■ **TRY IT**: Copy the records below exactly, omitting any pictures they contain.

══════════

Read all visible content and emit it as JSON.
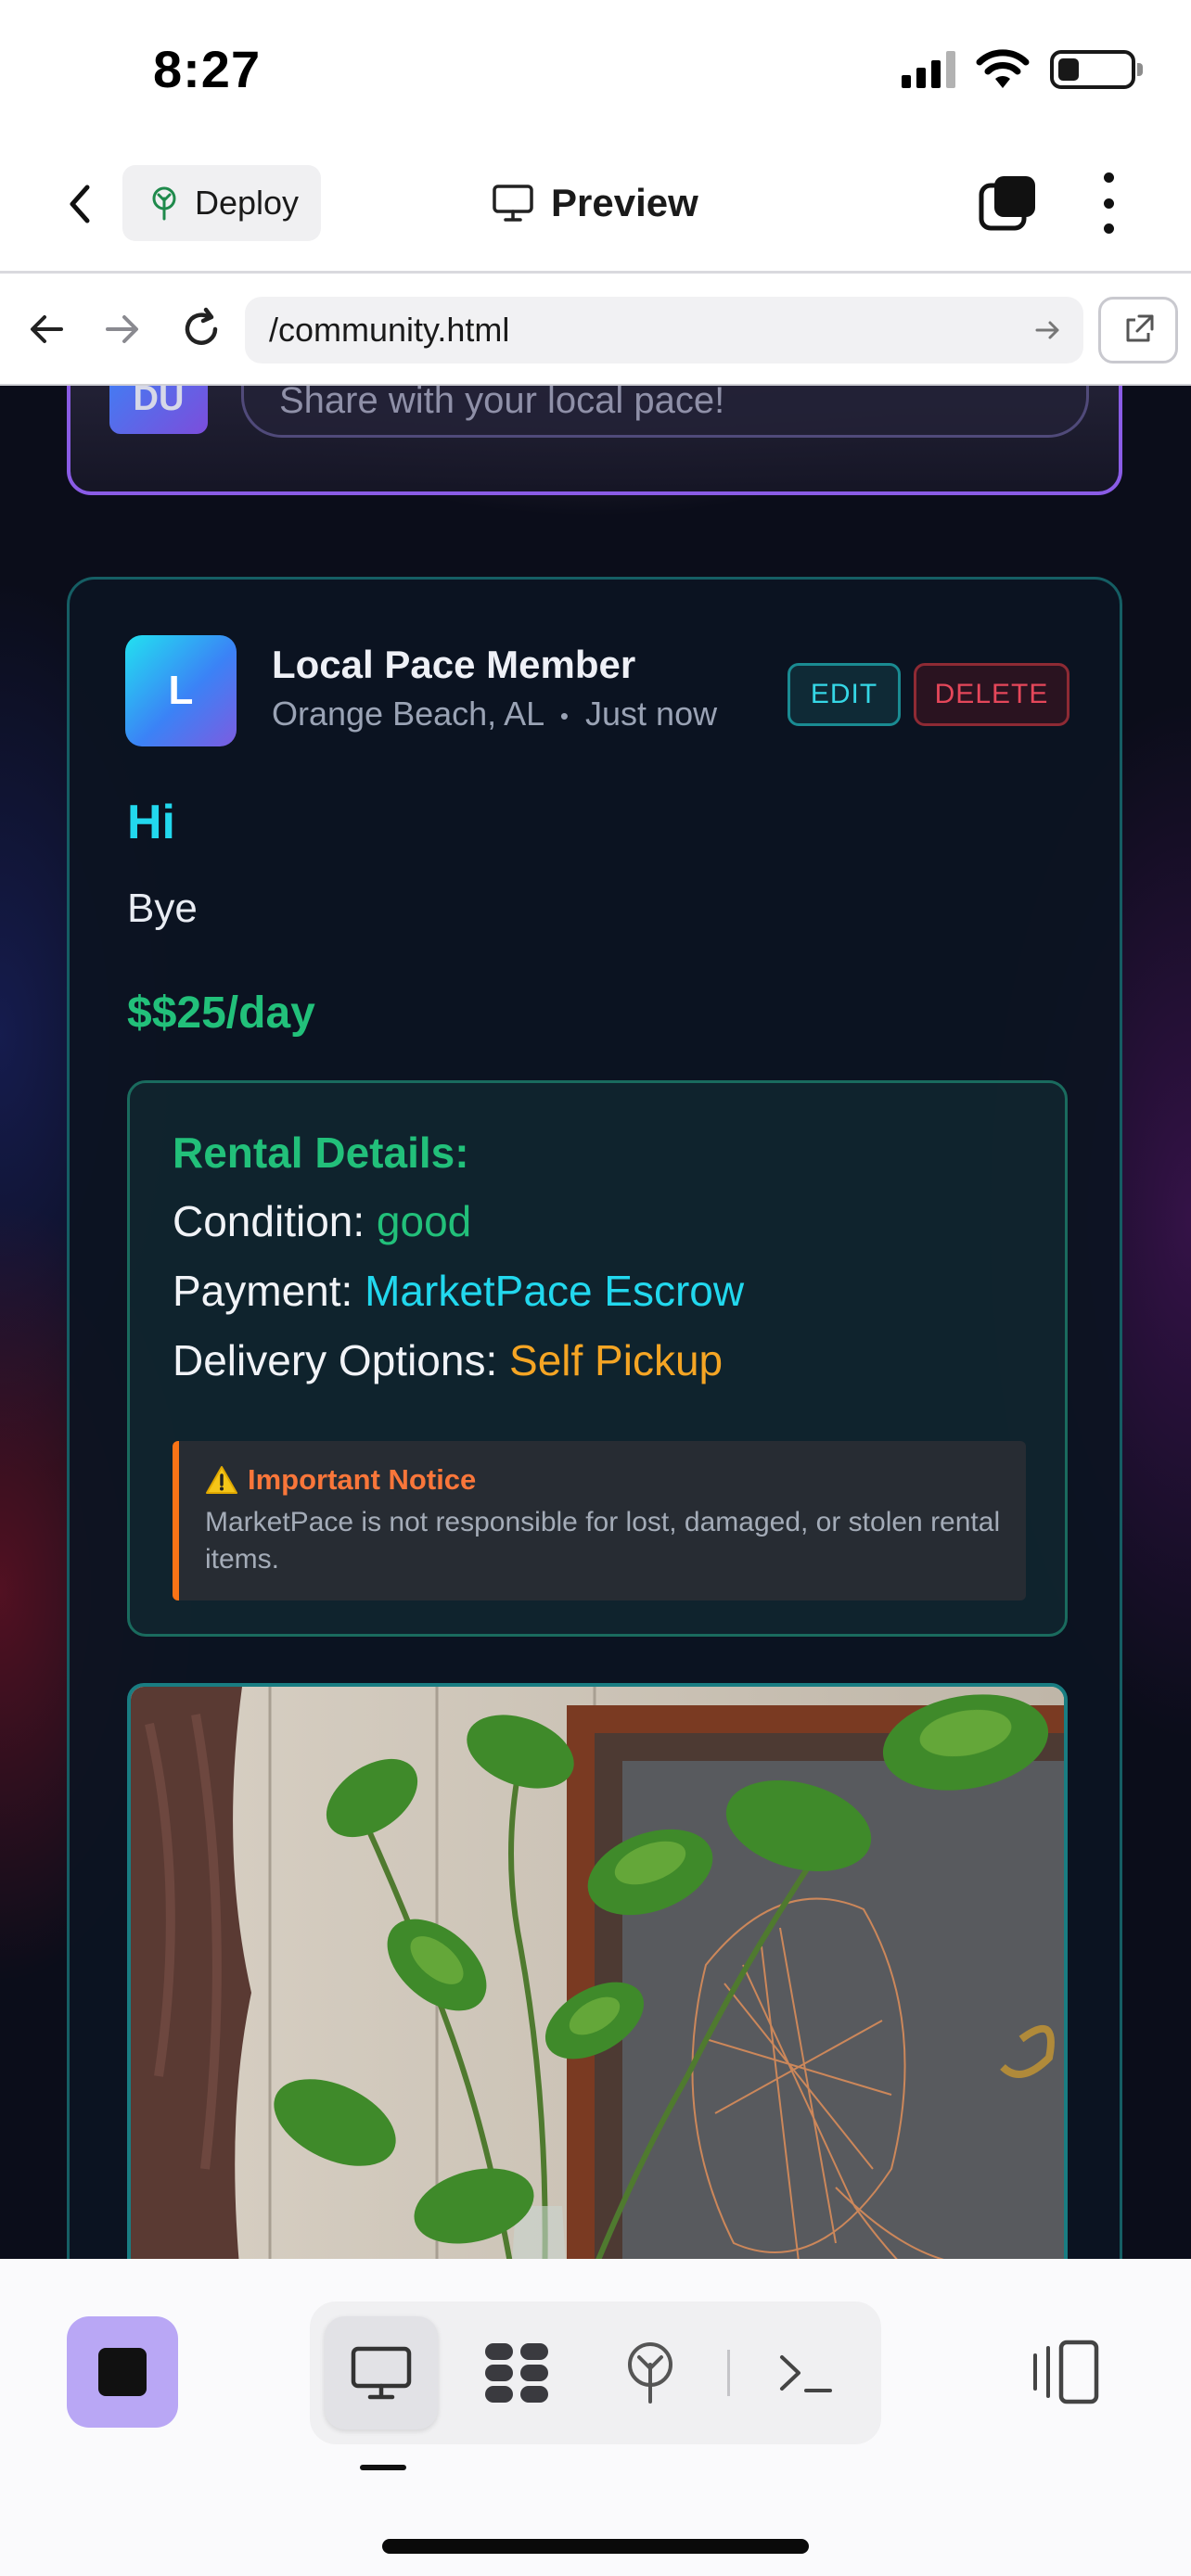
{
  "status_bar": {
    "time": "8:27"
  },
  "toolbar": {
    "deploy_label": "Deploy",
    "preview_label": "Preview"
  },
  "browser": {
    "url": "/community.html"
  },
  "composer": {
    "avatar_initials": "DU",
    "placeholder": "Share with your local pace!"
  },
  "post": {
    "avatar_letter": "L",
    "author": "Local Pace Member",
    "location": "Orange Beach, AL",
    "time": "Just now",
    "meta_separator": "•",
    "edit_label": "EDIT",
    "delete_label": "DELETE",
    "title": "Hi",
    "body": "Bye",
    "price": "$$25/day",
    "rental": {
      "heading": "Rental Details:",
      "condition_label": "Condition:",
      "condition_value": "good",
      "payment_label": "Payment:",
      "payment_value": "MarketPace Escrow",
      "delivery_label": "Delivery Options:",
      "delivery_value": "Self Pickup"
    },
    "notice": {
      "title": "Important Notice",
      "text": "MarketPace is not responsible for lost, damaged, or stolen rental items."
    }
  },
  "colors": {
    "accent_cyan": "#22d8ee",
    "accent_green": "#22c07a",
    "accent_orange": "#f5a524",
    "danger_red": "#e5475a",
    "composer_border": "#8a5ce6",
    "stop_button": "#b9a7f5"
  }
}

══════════

■ **EXERCISE SOLUTION**:
Read all visible content and emit it as JSON.
{
  "status_bar": {
    "time": "8:27"
  },
  "toolbar": {
    "deploy_label": "Deploy",
    "preview_label": "Preview"
  },
  "browser": {
    "url": "/community.html"
  },
  "composer": {
    "avatar_initials": "DU",
    "placeholder": "Share with your local pace!"
  },
  "post": {
    "avatar_letter": "L",
    "author": "Local Pace Member",
    "location": "Orange Beach, AL",
    "time": "Just now",
    "meta_separator": "•",
    "edit_label": "EDIT",
    "delete_label": "DELETE",
    "title": "Hi",
    "body": "Bye",
    "price": "$$25/day",
    "rental": {
      "heading": "Rental Details:",
      "condition_label": "Condition:",
      "condition_value": "good",
      "payment_label": "Payment:",
      "payment_value": "MarketPace Escrow",
      "delivery_label": "Delivery Options:",
      "delivery_value": "Self Pickup"
    },
    "notice": {
      "title": "Important Notice",
      "text": "MarketPace is not responsible for lost, damaged, or stolen rental items."
    }
  },
  "colors": {
    "accent_cyan": "#22d8ee",
    "accent_green": "#22c07a",
    "accent_orange": "#f5a524",
    "danger_red": "#e5475a",
    "composer_border": "#8a5ce6",
    "stop_button": "#b9a7f5"
  }
}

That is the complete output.